Single-photon emission computed tomography (SPECT) is a widely used clinical imaging modality with multiple applications such as diagnosis of coronary artery disease, management of Parkinson’s disease, and SPECT-based dosimetry. However, SPECT systems have low resolution and have low photon-sensitivity. Thus, there is an important need for computational methods to extract information from measurements measured by SPECT systems. We are making multiple advances in this area.

Conventional imaging systems typically bin the data into images and thus suffer from binning-related losses. However, recent advances in technology are enabling a new class of imaging systems that using optimal statistical techniques, compute and store the measured attributes of each detected photon, such as position of interaction of the photon with the detector and the energy of the detected photon. These systems can extract the maximum possible information from image data, and could potentially redefine the fundamental limits on task performance.

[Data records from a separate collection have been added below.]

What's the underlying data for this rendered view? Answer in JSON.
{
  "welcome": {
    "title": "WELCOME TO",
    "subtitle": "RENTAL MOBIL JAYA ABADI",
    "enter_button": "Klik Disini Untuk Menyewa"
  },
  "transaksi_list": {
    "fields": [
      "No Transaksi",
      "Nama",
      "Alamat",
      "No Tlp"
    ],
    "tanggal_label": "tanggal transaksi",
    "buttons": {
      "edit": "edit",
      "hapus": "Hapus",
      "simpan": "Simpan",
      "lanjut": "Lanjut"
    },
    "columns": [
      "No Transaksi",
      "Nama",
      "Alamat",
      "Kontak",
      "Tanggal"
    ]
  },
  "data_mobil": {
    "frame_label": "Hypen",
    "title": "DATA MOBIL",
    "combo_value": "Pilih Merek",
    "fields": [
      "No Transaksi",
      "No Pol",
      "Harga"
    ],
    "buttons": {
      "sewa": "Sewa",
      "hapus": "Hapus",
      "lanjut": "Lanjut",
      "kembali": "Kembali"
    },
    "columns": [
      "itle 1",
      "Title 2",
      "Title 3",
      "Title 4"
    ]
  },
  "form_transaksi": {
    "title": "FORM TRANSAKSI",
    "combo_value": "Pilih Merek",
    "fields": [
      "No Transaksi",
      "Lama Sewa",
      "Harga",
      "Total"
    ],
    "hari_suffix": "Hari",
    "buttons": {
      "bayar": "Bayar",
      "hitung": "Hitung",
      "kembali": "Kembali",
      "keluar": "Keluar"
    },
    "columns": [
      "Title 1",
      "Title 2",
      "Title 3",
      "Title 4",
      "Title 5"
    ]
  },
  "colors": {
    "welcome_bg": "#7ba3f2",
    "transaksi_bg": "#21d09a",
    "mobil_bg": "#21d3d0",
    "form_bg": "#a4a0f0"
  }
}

In a project supported by the NIBIB Trailblazer award, we investigated whether the energy attribute of scattered photons acquired by SPECT systems can be used to perform transmission-less attenuation compensation in myocardial perfusion SPECT. Conventional methods for attenuation compensation require an independent attenuation-map measurement using a transmission scan, e.g. CT scan. This leads to several issues such as increased scanning costs, radiation dose, hardware complexity, and potentially inaccurate diagnosis due to misalignment between SPECT and CT. Thus, a transmission-less attenuation compensation method would be highly significant. Our studies demonstrate that scattered photons acquired in list-mode format contain information to estimate the estimate the attenuation distribution. We then developed  a physics and deep-learning-based transmission-less attenuation compensation method that only uses the SPECT emission data. Further, we developed methods that use the energy attribute of scattered photons to estimate the activity map.  This provides an opportunity to improve the effective sensitivity of SPECT systems.

In another project in collaboration with the Center for Gamma Ray Imaging at the University of Arizona, we demonstrated using singular value decomposition (SVD) analysis that list-mode systems can potentially measure more features, such as sharp edges, in comparison to the photon-counting systems. Further, we also developed methods to reconstruct the radiotracer distribution from data acquired via these systems.

Fig. 1: The measurement and null components obtained with photon-processing (PP) and photon-counting  (PC) systems for a digital phantom. Note that the PP system can capture many more features, such as edges, in comparison to a PC system.

We have also demonstrated that these systems provide improved quantification performance compared to conventional systems.

References:

  • Z. Yu, M. A. Rahman, R. Laforest, T. H. Schindler, A.  K. Jha. “A physics and learning-based transmission-less attenuation compensation method for SPECT” (link to proceedings and presentation)
  • M. A. Rahman, A. K. Jha, “Task-based assessment of binned and list-mode SPECT systems” (link to proceedings and presentation)
  • M. A. Rahman, Y. Zhu, E. Clarkson, M. Kupinski, E. Frey, A. K. Jha, “Fisher information analysis of list-mode SPECT emission data for joint estimation of activity and attenuation distribution”, Inverse Problems 2020 (special issue on Modern Challenges in Imaging) (link)
  • M. A. Rahman, R. Laforest, A. K. Jha, “A list-mode OSEM-based attenuation and scatter compensation method for SPECT”, IEEE Symposium on Biomedical Imaging 2020 (link)
  • Z. Yu, M. A. Rahman, A. K. Jha, “A Transmission-less Attenuation Compensation Method for Brain SPECT Imaging”, IEEE International Symposium on Biomedical Imaging 2020
  • A. K. Jha, H. H. Barrett, E. Frey, E. Clarkson, L. Caucci, M. A. Kupinski, “Singular value decomposition for photon-processing nuclear imaging systems and applications for reconstruction and computing null functions”, Phys. Med. Biol., 60, 7359-7385, 2015 (link)
  • A. K. Jha, E. Frey, “Estimating ROI activity concentration with photon-processing and photon-counting SPECT systems”, SPIE Med. Imag. Conf. 2015 (link)
  • A. K. Jha, E. Clarkson, M. A. Kupinski, H. H. Barrett. “Joint reconstruction of activity and attenuation map using LM SPECT emission data”, Proc. SPIE 8668 Med. Imag., 86681W, 2013 (link)
  • V. Bora, H. H. Barrett, A. K. Jha, E. Clarkson, “Impact of Fano factor on position and energy estimation in scintillation detectors”, IEEE Trans. Nucl. Sci., 99, pp. 11-15, 2015 link)